(Collection entries)

_ _ _ _ _

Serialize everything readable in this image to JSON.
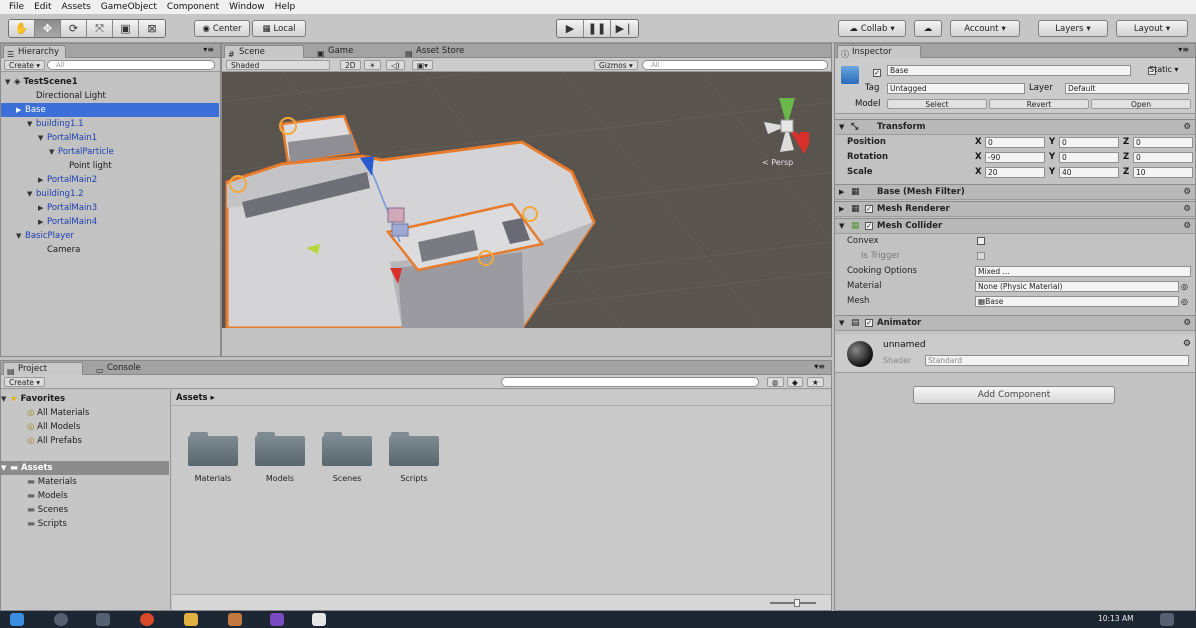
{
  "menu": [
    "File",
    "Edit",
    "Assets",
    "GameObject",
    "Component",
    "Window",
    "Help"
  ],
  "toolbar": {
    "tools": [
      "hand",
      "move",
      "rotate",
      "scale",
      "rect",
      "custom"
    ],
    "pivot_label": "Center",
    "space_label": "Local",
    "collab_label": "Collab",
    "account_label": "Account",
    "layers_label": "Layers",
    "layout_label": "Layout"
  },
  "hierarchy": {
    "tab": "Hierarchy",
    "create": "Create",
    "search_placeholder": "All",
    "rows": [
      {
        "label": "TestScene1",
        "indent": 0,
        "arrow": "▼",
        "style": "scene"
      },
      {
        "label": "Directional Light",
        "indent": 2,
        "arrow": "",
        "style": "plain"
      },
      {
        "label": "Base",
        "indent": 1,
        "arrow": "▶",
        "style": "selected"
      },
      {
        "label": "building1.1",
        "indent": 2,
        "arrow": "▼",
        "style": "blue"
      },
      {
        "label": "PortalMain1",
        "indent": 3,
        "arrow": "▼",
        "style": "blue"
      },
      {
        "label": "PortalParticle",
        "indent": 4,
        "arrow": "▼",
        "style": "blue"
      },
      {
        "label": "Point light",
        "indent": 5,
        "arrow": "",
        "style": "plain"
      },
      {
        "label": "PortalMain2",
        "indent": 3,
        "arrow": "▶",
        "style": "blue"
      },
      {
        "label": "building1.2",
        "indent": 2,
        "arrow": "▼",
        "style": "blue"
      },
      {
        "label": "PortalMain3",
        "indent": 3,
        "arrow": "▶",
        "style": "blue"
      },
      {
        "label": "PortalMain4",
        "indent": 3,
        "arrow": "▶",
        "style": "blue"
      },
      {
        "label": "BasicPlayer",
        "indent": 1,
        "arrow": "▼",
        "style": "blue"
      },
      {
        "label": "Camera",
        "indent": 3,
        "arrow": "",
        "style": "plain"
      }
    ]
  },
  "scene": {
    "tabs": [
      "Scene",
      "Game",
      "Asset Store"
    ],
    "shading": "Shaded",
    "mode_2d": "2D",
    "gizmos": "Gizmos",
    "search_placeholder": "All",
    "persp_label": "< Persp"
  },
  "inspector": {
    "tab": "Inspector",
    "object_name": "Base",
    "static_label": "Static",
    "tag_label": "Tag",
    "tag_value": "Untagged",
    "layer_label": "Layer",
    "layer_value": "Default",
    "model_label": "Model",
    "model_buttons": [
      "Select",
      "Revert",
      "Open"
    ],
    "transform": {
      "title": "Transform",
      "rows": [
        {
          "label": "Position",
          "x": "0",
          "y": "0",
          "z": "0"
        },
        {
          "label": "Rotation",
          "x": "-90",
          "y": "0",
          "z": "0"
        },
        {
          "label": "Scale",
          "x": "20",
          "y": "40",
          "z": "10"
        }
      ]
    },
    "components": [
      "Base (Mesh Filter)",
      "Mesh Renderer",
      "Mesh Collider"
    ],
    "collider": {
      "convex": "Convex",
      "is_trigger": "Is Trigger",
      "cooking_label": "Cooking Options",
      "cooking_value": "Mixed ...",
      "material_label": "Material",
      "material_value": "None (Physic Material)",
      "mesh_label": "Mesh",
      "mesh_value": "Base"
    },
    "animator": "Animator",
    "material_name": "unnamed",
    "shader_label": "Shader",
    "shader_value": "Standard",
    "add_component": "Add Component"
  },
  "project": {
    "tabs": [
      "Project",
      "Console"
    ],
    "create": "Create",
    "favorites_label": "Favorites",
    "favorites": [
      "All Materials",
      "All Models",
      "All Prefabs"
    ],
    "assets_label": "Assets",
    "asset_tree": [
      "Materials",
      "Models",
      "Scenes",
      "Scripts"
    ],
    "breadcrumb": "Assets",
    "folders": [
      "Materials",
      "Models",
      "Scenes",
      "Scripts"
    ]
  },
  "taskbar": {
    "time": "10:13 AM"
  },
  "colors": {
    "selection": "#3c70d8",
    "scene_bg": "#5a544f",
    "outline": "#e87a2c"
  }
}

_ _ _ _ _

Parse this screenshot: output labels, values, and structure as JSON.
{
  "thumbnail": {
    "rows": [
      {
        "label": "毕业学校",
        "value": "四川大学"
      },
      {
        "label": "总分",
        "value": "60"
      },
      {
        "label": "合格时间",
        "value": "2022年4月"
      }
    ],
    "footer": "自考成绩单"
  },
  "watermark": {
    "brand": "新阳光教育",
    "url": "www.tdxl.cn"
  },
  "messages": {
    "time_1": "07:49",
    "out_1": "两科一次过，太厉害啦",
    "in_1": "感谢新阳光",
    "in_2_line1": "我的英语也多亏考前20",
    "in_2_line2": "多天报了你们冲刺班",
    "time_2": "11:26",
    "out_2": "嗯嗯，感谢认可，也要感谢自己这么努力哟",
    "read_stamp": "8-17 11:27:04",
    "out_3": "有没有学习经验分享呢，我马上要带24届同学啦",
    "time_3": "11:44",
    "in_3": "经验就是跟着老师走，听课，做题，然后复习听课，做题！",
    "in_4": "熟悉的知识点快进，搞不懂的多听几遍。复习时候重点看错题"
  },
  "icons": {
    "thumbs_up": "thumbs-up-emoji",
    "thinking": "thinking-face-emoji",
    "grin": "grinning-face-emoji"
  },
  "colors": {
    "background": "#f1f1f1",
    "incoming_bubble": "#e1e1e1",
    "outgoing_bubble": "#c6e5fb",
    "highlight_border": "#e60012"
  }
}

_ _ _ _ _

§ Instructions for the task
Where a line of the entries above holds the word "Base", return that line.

§ Worked solution
        "label": "Base",
    "object_name": "Base",
      "Base (Mesh Filter)",
      "mesh_value": "Base"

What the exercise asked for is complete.